_Source records:_
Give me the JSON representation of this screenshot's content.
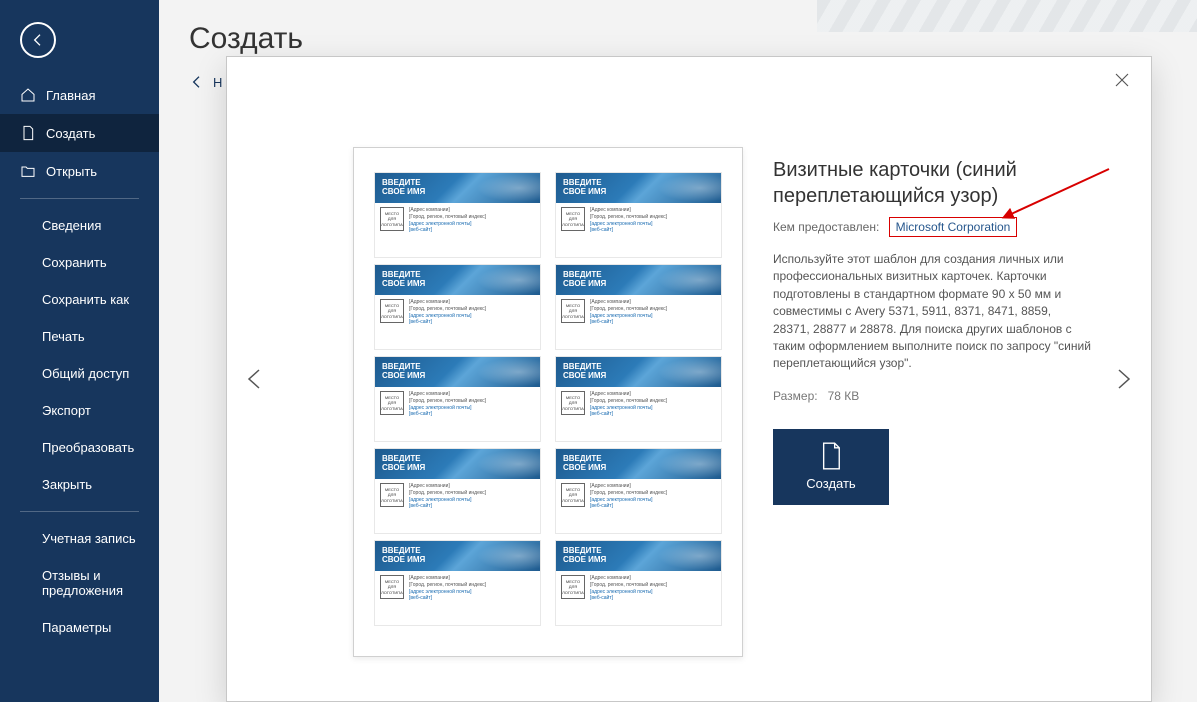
{
  "sidebar": {
    "nav": {
      "home": "Главная",
      "new": "Создать",
      "open": "Открыть"
    },
    "group1": {
      "info": "Сведения",
      "save": "Сохранить",
      "saveas": "Сохранить как",
      "print": "Печать",
      "share": "Общий доступ",
      "export": "Экспорт",
      "transform": "Преобразовать",
      "close": "Закрыть"
    },
    "group2": {
      "account": "Учетная запись",
      "feedback": "Отзывы и предложения",
      "options": "Параметры"
    }
  },
  "page": {
    "title": "Создать",
    "back": "Н"
  },
  "modal": {
    "title": "Визитные карточки (синий переплетающийся узор)",
    "provided_label": "Кем предоставлен:",
    "provider": "Microsoft Corporation",
    "description": "Используйте этот шаблон для создания личных или профессиональных визитных карточек. Карточки подготовлены в стандартном формате 90 x 50 мм и совместимы с Avery 5371, 5911, 8371, 8471, 8859, 28371, 28877 и 28878. Для поиска других шаблонов с таким оформлением выполните поиск по запросу \"синий переплетающийся узор\".",
    "size_label": "Размер:",
    "size_value": "78 КВ",
    "create": "Создать"
  },
  "card": {
    "name_line1": "ВВЕДИТЕ",
    "name_line2": "СВОЕ ИМЯ",
    "logo": "МЕСТО ДЛЯ ЛОГОТИПА",
    "addr1": "[Адрес компании]",
    "addr2": "[Город, регион, почтовый индекс]",
    "addr3": "[адрес электронной почты]",
    "addr4": "[веб-сайт]"
  }
}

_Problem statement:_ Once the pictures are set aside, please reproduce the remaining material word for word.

_Output:_
Give me the JSON representation of this screenshot's content.
{
  "sidebar": {
    "nav": {
      "home": "Главная",
      "new": "Создать",
      "open": "Открыть"
    },
    "group1": {
      "info": "Сведения",
      "save": "Сохранить",
      "saveas": "Сохранить как",
      "print": "Печать",
      "share": "Общий доступ",
      "export": "Экспорт",
      "transform": "Преобразовать",
      "close": "Закрыть"
    },
    "group2": {
      "account": "Учетная запись",
      "feedback": "Отзывы и предложения",
      "options": "Параметры"
    }
  },
  "page": {
    "title": "Создать",
    "back": "Н"
  },
  "modal": {
    "title": "Визитные карточки (синий переплетающийся узор)",
    "provided_label": "Кем предоставлен:",
    "provider": "Microsoft Corporation",
    "description": "Используйте этот шаблон для создания личных или профессиональных визитных карточек. Карточки подготовлены в стандартном формате 90 x 50 мм и совместимы с Avery 5371, 5911, 8371, 8471, 8859, 28371, 28877 и 28878. Для поиска других шаблонов с таким оформлением выполните поиск по запросу \"синий переплетающийся узор\".",
    "size_label": "Размер:",
    "size_value": "78 КВ",
    "create": "Создать"
  },
  "card": {
    "name_line1": "ВВЕДИТЕ",
    "name_line2": "СВОЕ ИМЯ",
    "logo": "МЕСТО ДЛЯ ЛОГОТИПА",
    "addr1": "[Адрес компании]",
    "addr2": "[Город, регион, почтовый индекс]",
    "addr3": "[адрес электронной почты]",
    "addr4": "[веб-сайт]"
  }
}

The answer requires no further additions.